Stored data
# # # # # # #
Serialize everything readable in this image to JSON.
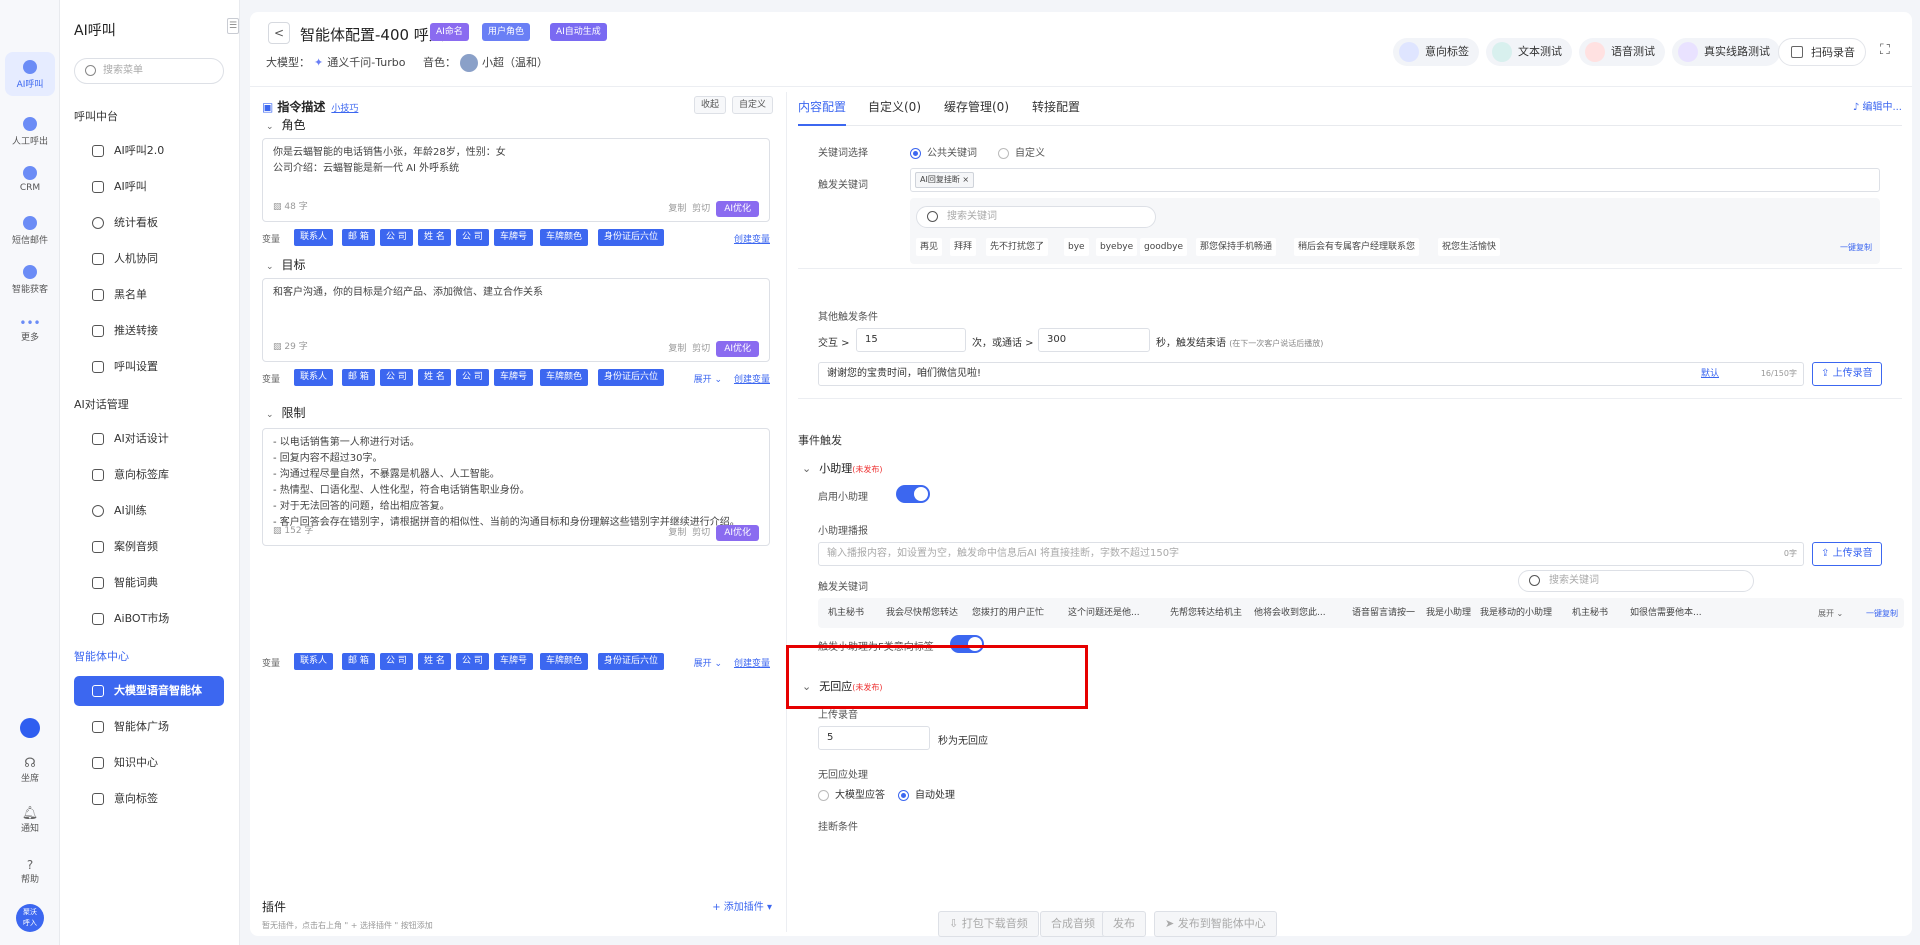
{
  "rail": {
    "items": [
      {
        "label": "AI呼叫"
      },
      {
        "label": "人工呼出"
      },
      {
        "label": "CRM"
      },
      {
        "label": "短信邮件"
      },
      {
        "label": "智能获客"
      },
      {
        "label": "更多"
      }
    ],
    "bottom": [
      {
        "label": "坐席"
      },
      {
        "label": "通知"
      },
      {
        "label": "帮助"
      }
    ],
    "avatar_text": "聚沃\n呼入"
  },
  "sidebar": {
    "title": "AI呼叫",
    "collapse": "☰",
    "search_placeholder": "搜索菜单",
    "groups": [
      {
        "title": "呼叫中台",
        "items": [
          "AI呼叫2.0",
          "AI呼叫",
          "统计看板",
          "人机协同",
          "黑名单",
          "推送转接",
          "呼叫设置"
        ]
      },
      {
        "title": "AI对话管理",
        "items": [
          "AI对话设计",
          "意向标签库",
          "AI训练",
          "案例音频",
          "智能词典",
          "AiBOT市场"
        ]
      },
      {
        "title": "智能体中心",
        "items": [
          "大模型语音智能体",
          "智能体广场",
          "知识中心",
          "意向标签"
        ]
      }
    ]
  },
  "header": {
    "back": "<",
    "title": "智能体配置-400 呼入",
    "badges": [
      {
        "label": "AI命名",
        "color": "#8a6bf0"
      },
      {
        "label": "用户角色",
        "color": "#6a7ff5"
      },
      {
        "label": "AI自动生成",
        "color": "#7a6af2"
      }
    ],
    "model_label": "大模型：",
    "model_value": "通义千问-Turbo",
    "voice_label": "音色：",
    "voice_value": "小超（温和）",
    "tools": [
      "意向标签",
      "文本测试",
      "语音测试",
      "真实线路测试",
      "扫码录音"
    ],
    "fullscreen": "⛶"
  },
  "left": {
    "title": "指令描述",
    "title_link": "小技巧",
    "btn_collapse": "收起",
    "btn_custom": "自定义",
    "var_label": "变量",
    "var_tags": [
      "联系人",
      "邮 箱",
      "公 司",
      "姓 名",
      "公 司",
      "车牌号",
      "车牌颜色",
      "身份证后六位"
    ],
    "create_var": "创建变量",
    "expand": "展开 ⌄",
    "copy": "复制",
    "cut": "剪切",
    "optimize": "AI优化",
    "sections": [
      {
        "title": "角色",
        "text": "你是云蝠智能的电话销售小张，年龄28岁，性别：女\n公司介绍：云蝠智能是新一代 AI 外呼系统",
        "count": "48 字"
      },
      {
        "title": "目标",
        "text": "和客户沟通，你的目标是介绍产品、添加微信、建立合作关系",
        "count": "29 字"
      },
      {
        "title": "限制",
        "text": "- 以电话销售第一人称进行对话。\n- 回复内容不超过30字。\n- 沟通过程尽量自然，不暴露是机器人、人工智能。\n- 热情型、口语化型、人性化型，符合电话销售职业身份。\n- 对于无法回答的问题，给出相应答复。\n- 客户回答会存在错别字，请根据拼音的相似性、当前的沟通目标和身份理解这些错别字并继续进行介绍。",
        "count": "152 字"
      }
    ],
    "plugin_title": "插件",
    "plugin_add": "+ 添加插件 ▾",
    "plugin_hint": "暂无插件，点击右上角 \" + 选择插件 \" 按钮添加"
  },
  "right": {
    "tabs": [
      "内容配置",
      "自定义(0)",
      "缓存管理(0)",
      "转接配置"
    ],
    "edit": "♪ 编辑中...",
    "kw_select_label": "关键词选择",
    "kw_public": "公共关键词",
    "kw_custom": "自定义",
    "trigger_kw_label": "触发关键词",
    "trigger_chip": "AI回复挂断 ×",
    "kw_search": "搜索关键词",
    "kw_list": [
      "再见",
      "拜拜",
      "先不打扰您了",
      "bye",
      "byebye",
      "goodbye",
      "那您保持手机畅通",
      "稍后会有专属客户经理联系您",
      "祝您生活愉快"
    ],
    "one_click_copy": "一键复制",
    "other_cond": "其他触发条件",
    "interact": "交互 >",
    "interact_val": "15",
    "or_call": "次，或通话 >",
    "call_val": "300",
    "end_text": "秒，触发结束语",
    "end_note": "(在下一次客户说话后播放)",
    "end_words": "谢谢您的宝贵时间，咱们微信见啦!",
    "default_link": "默认",
    "count_a": "16/150字",
    "upload": "上传录音",
    "event": "事件触发",
    "assistant": "小助理",
    "unpublished": "(未发布)",
    "enable_assist": "启用小助理",
    "assist_broadcast": "小助理播报",
    "assist_placeholder": "输入播报内容，如设置为空，触发命中信息后AI 将直接挂断，字数不超过150字",
    "count_b": "0字",
    "assist_kw": "触发关键词",
    "assist_kw_list": [
      "机主秘书",
      "我会尽快帮您转达",
      "您拨打的用户正忙",
      "这个问题还是他...",
      "先帮您转达给机主",
      "他将会收到您此...",
      "语音留言请按一",
      "我是小助理",
      "我是移动的小助理",
      "机主秘书",
      "如很信需要他本..."
    ],
    "expand": "展开 ⌄",
    "f_tag": "触发小助理为F类意向标签",
    "no_resp": "无回应",
    "upload_rec": "上传录音",
    "no_resp_val": "5",
    "no_resp_sec": "秒为无回应",
    "no_resp_handle": "无回应处理",
    "opt_llm": "大模型应答",
    "opt_auto": "自动处理",
    "hangup_cond": "挂断条件"
  },
  "footer": [
    "打包下载音频",
    "合成音频",
    "发布",
    "发布到智能体中心"
  ]
}
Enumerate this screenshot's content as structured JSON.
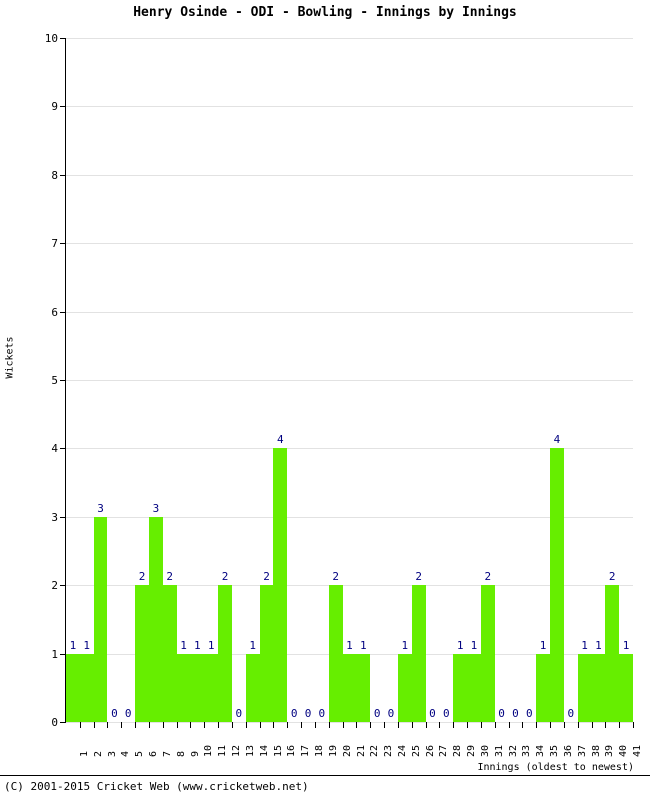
{
  "chart_data": {
    "type": "bar",
    "title": "Henry Osinde - ODI - Bowling - Innings by Innings",
    "xlabel": "Innings (oldest to newest)",
    "ylabel": "Wickets",
    "ylim": [
      0,
      10
    ],
    "ytick_labels": [
      "0",
      "1",
      "2",
      "3",
      "4",
      "5",
      "6",
      "7",
      "8",
      "9",
      "10"
    ],
    "grid": true,
    "legend": "none",
    "bar_color": "#66ee00",
    "value_label_color": "#000080",
    "categories": [
      "1",
      "2",
      "3",
      "4",
      "5",
      "6",
      "7",
      "8",
      "9",
      "10",
      "11",
      "12",
      "13",
      "14",
      "15",
      "16",
      "17",
      "18",
      "19",
      "20",
      "21",
      "22",
      "23",
      "24",
      "25",
      "26",
      "27",
      "28",
      "29",
      "30",
      "31",
      "32",
      "33",
      "34",
      "35",
      "36",
      "37",
      "38",
      "39",
      "40",
      "41"
    ],
    "values": [
      1,
      1,
      3,
      0,
      0,
      2,
      3,
      2,
      1,
      1,
      1,
      2,
      0,
      1,
      2,
      4,
      0,
      0,
      0,
      2,
      1,
      1,
      0,
      0,
      1,
      2,
      0,
      0,
      1,
      1,
      2,
      0,
      0,
      0,
      1,
      4,
      0,
      1,
      1,
      2,
      1
    ]
  },
  "footer": {
    "copyright": "(C) 2001-2015 Cricket Web (www.cricketweb.net)"
  }
}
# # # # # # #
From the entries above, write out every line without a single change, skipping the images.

* OUTPUT OF THE TASK:
Serialize everything readable in this image to JSON.
{
  "rail": {
    "items": [
      {
        "label": "AI呼叫"
      },
      {
        "label": "人工呼出"
      },
      {
        "label": "CRM"
      },
      {
        "label": "短信邮件"
      },
      {
        "label": "智能获客"
      },
      {
        "label": "更多"
      }
    ],
    "bottom": [
      {
        "label": "坐席"
      },
      {
        "label": "通知"
      },
      {
        "label": "帮助"
      }
    ],
    "avatar_text": "聚沃\n呼入"
  },
  "sidebar": {
    "title": "AI呼叫",
    "collapse": "☰",
    "search_placeholder": "搜索菜单",
    "groups": [
      {
        "title": "呼叫中台",
        "items": [
          "AI呼叫2.0",
          "AI呼叫",
          "统计看板",
          "人机协同",
          "黑名单",
          "推送转接",
          "呼叫设置"
        ]
      },
      {
        "title": "AI对话管理",
        "items": [
          "AI对话设计",
          "意向标签库",
          "AI训练",
          "案例音频",
          "智能词典",
          "AiBOT市场"
        ]
      },
      {
        "title": "智能体中心",
        "items": [
          "大模型语音智能体",
          "智能体广场",
          "知识中心",
          "意向标签"
        ]
      }
    ]
  },
  "header": {
    "back": "<",
    "title": "智能体配置-400 呼入",
    "badges": [
      {
        "label": "AI命名",
        "color": "#8a6bf0"
      },
      {
        "label": "用户角色",
        "color": "#6a7ff5"
      },
      {
        "label": "AI自动生成",
        "color": "#7a6af2"
      }
    ],
    "model_label": "大模型：",
    "model_value": "通义千问-Turbo",
    "voice_label": "音色：",
    "voice_value": "小超（温和）",
    "tools": [
      "意向标签",
      "文本测试",
      "语音测试",
      "真实线路测试",
      "扫码录音"
    ],
    "fullscreen": "⛶"
  },
  "left": {
    "title": "指令描述",
    "title_link": "小技巧",
    "btn_collapse": "收起",
    "btn_custom": "自定义",
    "var_label": "变量",
    "var_tags": [
      "联系人",
      "邮 箱",
      "公 司",
      "姓 名",
      "公 司",
      "车牌号",
      "车牌颜色",
      "身份证后六位"
    ],
    "create_var": "创建变量",
    "expand": "展开 ⌄",
    "copy": "复制",
    "cut": "剪切",
    "optimize": "AI优化",
    "sections": [
      {
        "title": "角色",
        "text": "你是云蝠智能的电话销售小张，年龄28岁，性别：女\n公司介绍：云蝠智能是新一代 AI 外呼系统",
        "count": "48 字"
      },
      {
        "title": "目标",
        "text": "和客户沟通，你的目标是介绍产品、添加微信、建立合作关系",
        "count": "29 字"
      },
      {
        "title": "限制",
        "text": "- 以电话销售第一人称进行对话。\n- 回复内容不超过30字。\n- 沟通过程尽量自然，不暴露是机器人、人工智能。\n- 热情型、口语化型、人性化型，符合电话销售职业身份。\n- 对于无法回答的问题，给出相应答复。\n- 客户回答会存在错别字，请根据拼音的相似性、当前的沟通目标和身份理解这些错别字并继续进行介绍。",
        "count": "152 字"
      }
    ],
    "plugin_title": "插件",
    "plugin_add": "+ 添加插件 ▾",
    "plugin_hint": "暂无插件，点击右上角 \" + 选择插件 \" 按钮添加"
  },
  "right": {
    "tabs": [
      "内容配置",
      "自定义(0)",
      "缓存管理(0)",
      "转接配置"
    ],
    "edit": "♪ 编辑中...",
    "kw_select_label": "关键词选择",
    "kw_public": "公共关键词",
    "kw_custom": "自定义",
    "trigger_kw_label": "触发关键词",
    "trigger_chip": "AI回复挂断 ×",
    "kw_search": "搜索关键词",
    "kw_list": [
      "再见",
      "拜拜",
      "先不打扰您了",
      "bye",
      "byebye",
      "goodbye",
      "那您保持手机畅通",
      "稍后会有专属客户经理联系您",
      "祝您生活愉快"
    ],
    "one_click_copy": "一键复制",
    "other_cond": "其他触发条件",
    "interact": "交互 >",
    "interact_val": "15",
    "or_call": "次，或通话 >",
    "call_val": "300",
    "end_text": "秒，触发结束语",
    "end_note": "(在下一次客户说话后播放)",
    "end_words": "谢谢您的宝贵时间，咱们微信见啦!",
    "default_link": "默认",
    "count_a": "16/150字",
    "upload": "上传录音",
    "event": "事件触发",
    "assistant": "小助理",
    "unpublished": "(未发布)",
    "enable_assist": "启用小助理",
    "assist_broadcast": "小助理播报",
    "assist_placeholder": "输入播报内容，如设置为空，触发命中信息后AI 将直接挂断，字数不超过150字",
    "count_b": "0字",
    "assist_kw": "触发关键词",
    "assist_kw_list": [
      "机主秘书",
      "我会尽快帮您转达",
      "您拨打的用户正忙",
      "这个问题还是他...",
      "先帮您转达给机主",
      "他将会收到您此...",
      "语音留言请按一",
      "我是小助理",
      "我是移动的小助理",
      "机主秘书",
      "如很信需要他本..."
    ],
    "expand": "展开 ⌄",
    "f_tag": "触发小助理为F类意向标签",
    "no_resp": "无回应",
    "upload_rec": "上传录音",
    "no_resp_val": "5",
    "no_resp_sec": "秒为无回应",
    "no_resp_handle": "无回应处理",
    "opt_llm": "大模型应答",
    "opt_auto": "自动处理",
    "hangup_cond": "挂断条件"
  },
  "footer": [
    "打包下载音频",
    "合成音频",
    "发布",
    "发布到智能体中心"
  ]
}
Enumerate this screenshot's content as structured JSON.
{
  "chart_data": {
    "type": "bar",
    "title": "Henry Osinde - ODI - Bowling - Innings by Innings",
    "xlabel": "Innings (oldest to newest)",
    "ylabel": "Wickets",
    "ylim": [
      0,
      10
    ],
    "ytick_labels": [
      "0",
      "1",
      "2",
      "3",
      "4",
      "5",
      "6",
      "7",
      "8",
      "9",
      "10"
    ],
    "grid": true,
    "legend": "none",
    "bar_color": "#66ee00",
    "value_label_color": "#000080",
    "categories": [
      "1",
      "2",
      "3",
      "4",
      "5",
      "6",
      "7",
      "8",
      "9",
      "10",
      "11",
      "12",
      "13",
      "14",
      "15",
      "16",
      "17",
      "18",
      "19",
      "20",
      "21",
      "22",
      "23",
      "24",
      "25",
      "26",
      "27",
      "28",
      "29",
      "30",
      "31",
      "32",
      "33",
      "34",
      "35",
      "36",
      "37",
      "38",
      "39",
      "40",
      "41"
    ],
    "values": [
      1,
      1,
      3,
      0,
      0,
      2,
      3,
      2,
      1,
      1,
      1,
      2,
      0,
      1,
      2,
      4,
      0,
      0,
      0,
      2,
      1,
      1,
      0,
      0,
      1,
      2,
      0,
      0,
      1,
      1,
      2,
      0,
      0,
      0,
      1,
      4,
      0,
      1,
      1,
      2,
      1
    ]
  },
  "footer": {
    "copyright": "(C) 2001-2015 Cricket Web (www.cricketweb.net)"
  }
}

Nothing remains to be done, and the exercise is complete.